Supremo and grandsons: Kannada television channels have covered only one constituency non-stop for the last few weeks: Mandya. In Mandya and Hassan, grandsons of former PM HD Deve Gowda are fighting from JD(S). These are JD(S) strongholds, with the party holding all 7 Assembly seats in Mandya. But, the choice of candidates and the very nature of the alliance has caused significant damage to Congress presence in these districts. The alliance relationships are so fraught that local Congress leaders did not even attend a Rahul Gandhi event in the neighbourhood. Tumkur should have been the ideal showcase of vote share arithmetic. Congress won the seat with 39%, while BJP polled 32% and JD(S) 24%, in a 3-way poll. But, all seats have become close to call.
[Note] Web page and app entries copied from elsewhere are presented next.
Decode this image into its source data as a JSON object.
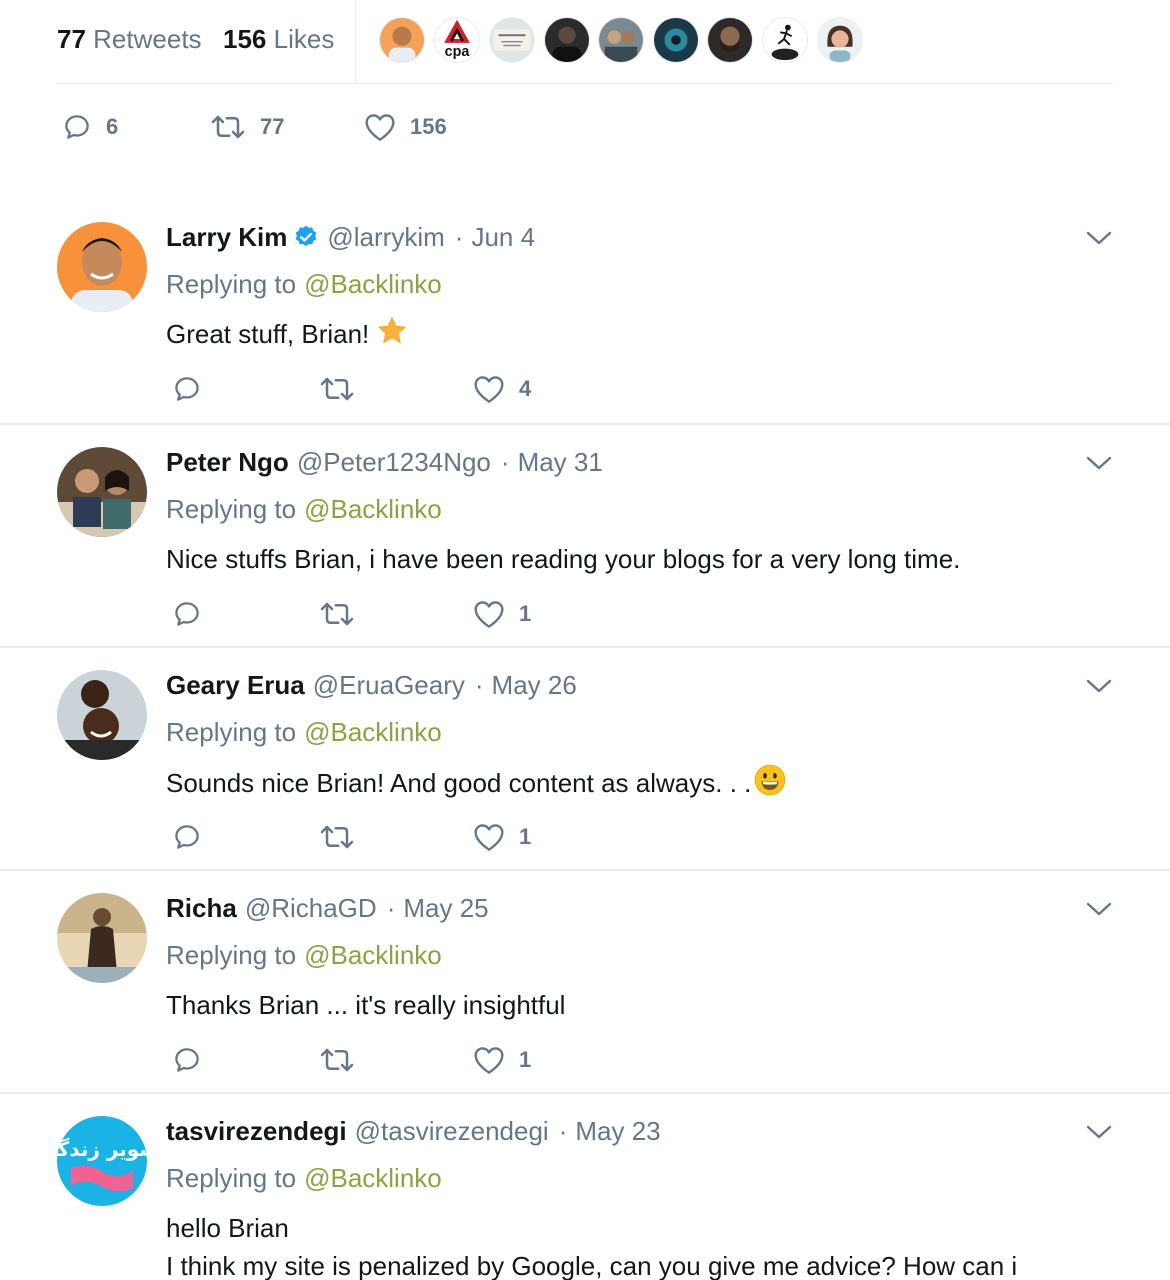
{
  "stats": {
    "retweets_count": "77",
    "retweets_label": "Retweets",
    "likes_count": "156",
    "likes_label": "Likes",
    "liker_avatars": [
      "avatar-man-orange",
      "cpa-logo",
      "book-cover",
      "avatar-dark",
      "avatar-group",
      "avatar-teal",
      "avatar-beard",
      "avatar-runner",
      "avatar-woman"
    ]
  },
  "main_actions": {
    "reply_count": "6",
    "retweet_count": "77",
    "like_count": "156"
  },
  "replies": [
    {
      "name": "Larry Kim",
      "verified": true,
      "handle": "@larrykim",
      "separator": "·",
      "date": "Jun 4",
      "replying_prefix": "Replying to",
      "replying_to": "@Backlinko",
      "text_lines": [
        "Great stuff, Brian!"
      ],
      "emoji": "star-emoji",
      "like_count": "4"
    },
    {
      "name": "Peter Ngo",
      "verified": false,
      "handle": "@Peter1234Ngo",
      "separator": "·",
      "date": "May 31",
      "replying_prefix": "Replying to",
      "replying_to": "@Backlinko",
      "text_lines": [
        "Nice stuffs Brian, i have been reading your blogs for a very long time."
      ],
      "like_count": "1"
    },
    {
      "name": "Geary Erua",
      "verified": false,
      "handle": "@EruaGeary",
      "separator": "·",
      "date": "May 26",
      "replying_prefix": "Replying to",
      "replying_to": "@Backlinko",
      "text_lines": [
        "Sounds nice Brian! And good content as always. . ."
      ],
      "emoji": "grinning-face-emoji",
      "like_count": "1"
    },
    {
      "name": "Richa",
      "verified": false,
      "handle": "@RichaGD",
      "separator": "·",
      "date": "May 25",
      "replying_prefix": "Replying to",
      "replying_to": "@Backlinko",
      "text_lines": [
        "Thanks Brian ... it's really insightful"
      ],
      "like_count": "1"
    },
    {
      "name": "tasvirezendegi",
      "verified": false,
      "handle": "@tasvirezendegi",
      "separator": "·",
      "date": "May 23",
      "replying_prefix": "Replying to",
      "replying_to": "@Backlinko",
      "text_lines": [
        "hello Brian",
        "I think my site is penalized by Google, can you give me advice? How can i"
      ],
      "logo_text": "تصویر زندگی"
    }
  ],
  "colors": {
    "text": "#14171a",
    "muted": "#657786",
    "mention": "#8aa442",
    "divider": "#e6ecf0",
    "verified": "#1da1f2"
  }
}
If JD(S) loses any of these seats, then the whole basis of the alliance will be questioned.
BJP: It has been believed that 5 of the 6 BJP seats had problems of anti-incumbency. It would appear that the seat sharing confusion and the Modi wave may see them all through. The 6th seat, Bengaluru South, has a new candidate, which has been one seat where BJP has shown some confusion and may be vulnerable to NOTA. In the case of senior ministers of Karnataka government fighting Lok Sabha election, it is unclear what motivation they have to win the election. This is seen in the lack of energy in Bengaluru campaigns.
Congress: Kolar and Chikkaballapur are two constituencies where Congress candidates have a tough battle. Again, the alliance arithmetic seems confined to theory. A 3-way battle brings down the threshold for victory and a strong 3rd candidate makes the campaign easier for parties with vote share closer to the 35% mark.
The toughness of the battles in these constituencies as compared to 2014, demonstrates that many a time, alliance may make it more difficult to the alliance partners.
In summary, it would appear that today’s (April 18) election in Karnataka might end up questioning the logic of the electoral alliance, leaving BJP with more seats than they had. This may also serve up serious questions for the ruling alliance at the state-level.
For now, let us get out of our homes and vote.
-Puranika Narayana Bhatta, Political Commentator.